Though the case was ultimately dismissed (on grounds of legal standing), the resulting publicity of the trial not only stopped the spraying in Suffolk County, but resulted in New York State banning D.D.T. in 1970. 

The Suffolk case proved that the courts might be a viable venue for creating and enforcing environmental law. It was a watershed moment.

Citizen groups across the country approached Yannacone for advice on how to ban D.D.T. spraying in their own neighborhoods. It was then that Puleston, Cooley, Wurster, and several others including Yannacone created the Environmental Defense Fund, with the goal of banning D.D.T. nationally. Puleston was made founding chairman. He had a difficult first few years raising money and establishing the organization’s legitimacy. But the loss of a court case in Michigan was followed by a big win in Wisconsin. That victory and ongoing, alarming revelations that high levels of D.D.T. were everywhere in the environment — even in human mothers’ milk — turned things around. A few years later, in 1971, with a swelling membership and funding from large organizations like the Audubon Society, the Environmental Defense Fund prevailed in a case against the U.S. Department of Agriculture in the U.S. District Court of Appeals in Washington, D.C., forcing the E.P.A. to commence deregistration procedures for D.D.T.

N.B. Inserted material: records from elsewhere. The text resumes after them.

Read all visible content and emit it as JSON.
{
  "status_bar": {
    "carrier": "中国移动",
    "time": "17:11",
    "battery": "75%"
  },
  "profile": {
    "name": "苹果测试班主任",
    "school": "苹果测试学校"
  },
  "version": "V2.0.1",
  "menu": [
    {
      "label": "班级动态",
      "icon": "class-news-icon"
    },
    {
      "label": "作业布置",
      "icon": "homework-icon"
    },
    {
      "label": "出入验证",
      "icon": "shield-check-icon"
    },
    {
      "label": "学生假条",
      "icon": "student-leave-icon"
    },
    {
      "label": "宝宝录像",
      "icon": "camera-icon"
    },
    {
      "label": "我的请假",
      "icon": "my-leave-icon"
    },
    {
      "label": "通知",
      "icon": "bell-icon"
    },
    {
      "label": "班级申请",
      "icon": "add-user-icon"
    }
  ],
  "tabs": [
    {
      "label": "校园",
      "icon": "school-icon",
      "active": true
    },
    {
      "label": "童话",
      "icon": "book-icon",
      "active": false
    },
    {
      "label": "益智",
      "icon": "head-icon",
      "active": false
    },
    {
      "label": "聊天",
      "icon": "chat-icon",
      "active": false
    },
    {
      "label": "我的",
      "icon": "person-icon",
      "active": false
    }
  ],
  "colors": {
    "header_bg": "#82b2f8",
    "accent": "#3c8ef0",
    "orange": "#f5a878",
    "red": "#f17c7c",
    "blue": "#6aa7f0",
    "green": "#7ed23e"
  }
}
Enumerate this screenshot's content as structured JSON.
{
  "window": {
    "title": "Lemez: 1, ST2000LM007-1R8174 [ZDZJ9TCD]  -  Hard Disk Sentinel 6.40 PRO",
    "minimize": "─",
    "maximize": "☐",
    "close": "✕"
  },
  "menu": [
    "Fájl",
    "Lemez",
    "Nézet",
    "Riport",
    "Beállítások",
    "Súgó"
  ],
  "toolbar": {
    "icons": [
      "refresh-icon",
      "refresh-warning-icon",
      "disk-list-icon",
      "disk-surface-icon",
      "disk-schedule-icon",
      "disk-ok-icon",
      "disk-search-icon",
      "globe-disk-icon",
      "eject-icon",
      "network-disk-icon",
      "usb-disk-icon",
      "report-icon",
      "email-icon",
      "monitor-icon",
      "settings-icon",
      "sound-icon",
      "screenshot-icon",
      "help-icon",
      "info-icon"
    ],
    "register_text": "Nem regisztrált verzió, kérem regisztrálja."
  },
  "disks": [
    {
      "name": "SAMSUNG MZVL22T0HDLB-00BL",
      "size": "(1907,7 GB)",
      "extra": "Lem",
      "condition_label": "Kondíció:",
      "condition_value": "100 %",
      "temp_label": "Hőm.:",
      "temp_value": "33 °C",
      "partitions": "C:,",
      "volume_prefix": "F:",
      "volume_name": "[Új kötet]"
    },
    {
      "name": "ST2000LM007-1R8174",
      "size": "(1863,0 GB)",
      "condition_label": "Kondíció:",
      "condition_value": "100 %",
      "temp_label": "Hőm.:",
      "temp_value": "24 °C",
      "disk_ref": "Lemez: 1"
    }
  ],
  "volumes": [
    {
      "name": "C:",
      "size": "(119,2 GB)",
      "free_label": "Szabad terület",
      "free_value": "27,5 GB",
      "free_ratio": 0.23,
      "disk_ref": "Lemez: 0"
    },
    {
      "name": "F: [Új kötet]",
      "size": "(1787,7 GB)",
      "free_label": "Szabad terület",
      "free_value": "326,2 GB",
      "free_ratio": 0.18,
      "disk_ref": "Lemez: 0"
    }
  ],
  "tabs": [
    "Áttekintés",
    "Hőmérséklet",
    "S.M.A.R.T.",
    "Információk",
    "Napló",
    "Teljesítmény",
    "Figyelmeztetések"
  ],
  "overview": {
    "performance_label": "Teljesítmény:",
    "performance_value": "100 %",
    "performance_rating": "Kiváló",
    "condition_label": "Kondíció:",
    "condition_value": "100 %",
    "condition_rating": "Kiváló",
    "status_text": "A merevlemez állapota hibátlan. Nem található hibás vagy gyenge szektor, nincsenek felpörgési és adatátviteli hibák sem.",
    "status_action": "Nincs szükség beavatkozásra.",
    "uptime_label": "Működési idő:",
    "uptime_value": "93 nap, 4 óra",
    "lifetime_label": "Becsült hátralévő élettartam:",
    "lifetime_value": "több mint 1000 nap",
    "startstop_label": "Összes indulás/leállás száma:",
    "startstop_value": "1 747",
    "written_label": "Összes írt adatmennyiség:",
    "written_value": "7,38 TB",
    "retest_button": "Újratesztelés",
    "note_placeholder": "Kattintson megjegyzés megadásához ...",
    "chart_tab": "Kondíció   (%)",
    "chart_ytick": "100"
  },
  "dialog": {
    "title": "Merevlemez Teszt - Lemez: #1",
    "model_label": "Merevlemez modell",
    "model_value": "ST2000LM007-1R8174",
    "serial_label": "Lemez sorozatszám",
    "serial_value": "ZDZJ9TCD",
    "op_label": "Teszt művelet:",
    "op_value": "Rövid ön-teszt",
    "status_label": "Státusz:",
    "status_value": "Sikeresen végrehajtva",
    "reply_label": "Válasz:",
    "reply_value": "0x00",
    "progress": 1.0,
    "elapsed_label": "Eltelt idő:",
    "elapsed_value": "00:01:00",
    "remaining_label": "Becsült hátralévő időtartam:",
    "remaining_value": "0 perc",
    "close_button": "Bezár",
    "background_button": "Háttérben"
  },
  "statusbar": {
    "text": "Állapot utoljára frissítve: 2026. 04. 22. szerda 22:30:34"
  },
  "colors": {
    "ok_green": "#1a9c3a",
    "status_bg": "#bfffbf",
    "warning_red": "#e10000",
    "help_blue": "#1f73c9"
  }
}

In this photograph by Dell Cullum, a pair returns to a nest made of branches and debris. Concerned citizens built poles like this in hope of ospreys’ return, but for years the nests stood barren. 
 

After the ban of D.D.T., Puleston, Jennifer, and her children, and a select few others continued to visit Gardiner’s Island a few times a year to check on the osprey. While their numbers increased dramatically elsewhere — as have the numbers of eagles, pelicans, and peregrine falcons — the oprey’s recovery on Gardiner’s was slower. Good years were followed by disappointing ones, and it was a long time before Peter remembers finally finding a nest with four healthy eggs. “It was a big deal,” he says.

The osprey colony has never regained its former sovereignty of Gardiner’s Island. Perhaps, Peter suggests, it’s because their place has been usurped by burgeoning colonies of aggressive black-winged gulls and voracious cormorants who compete with them for fewer and fewer fish.  

Mike Scheibel, the manager of natural resources at the Mashomack Preserve on Shelter Island, who used to accompany Puleston on bird counts on Gardiner’s, points out that the ospreys are no longer restricted to remote, protected areas of Long Island.  “There used to be very few osprey nests in western Suffolk, but now with the use of nesting platforms their range has expanded all the way back to Jamaica Bay.” 

Scheibel credits Puleston’s boundless energy for his success in helping to bring back the osprey: “Dennis had a contagious enthusiasm. Even in his 80s, it was impossible to keep up with him.”

Today’s conservationists may well have to borrow some of Puleston’s energy and optimism in facing the challenges ahead. Just the other morning, a helicopter spraying the mosquito insecticide methoprene swooped low over Accabonac Harbor yards away from an osprey nest, spurring the male to take flight. Methoprene breaks down easily and apparently doesn’t cause any harm to humans and birds. But at least one study indicates that it may have an insidious effect on the reproductive rates of lobsters and crabs. It was recently banned in Connecticut, and other states now restrict its use. 

Sound familiar?    

 

 

 

Gardiner's island fledglings, as seen by Puleston’s camera, 1960s. At top: Dell Cullum caught an osprey and its prey returning home on a summer day.
Glyn Vincent

Each spring, Glyn Vincent awaits the return of the osprey to Accabonic Harbor, where he keeps a small boat to fish and wander Gardiner’s Bay. An author and journalist, he has written for The New York Times Book Review, The Huffington Post, The New York Observer, The Paris Review, and Columbia Magazine, where he was a contributing editor.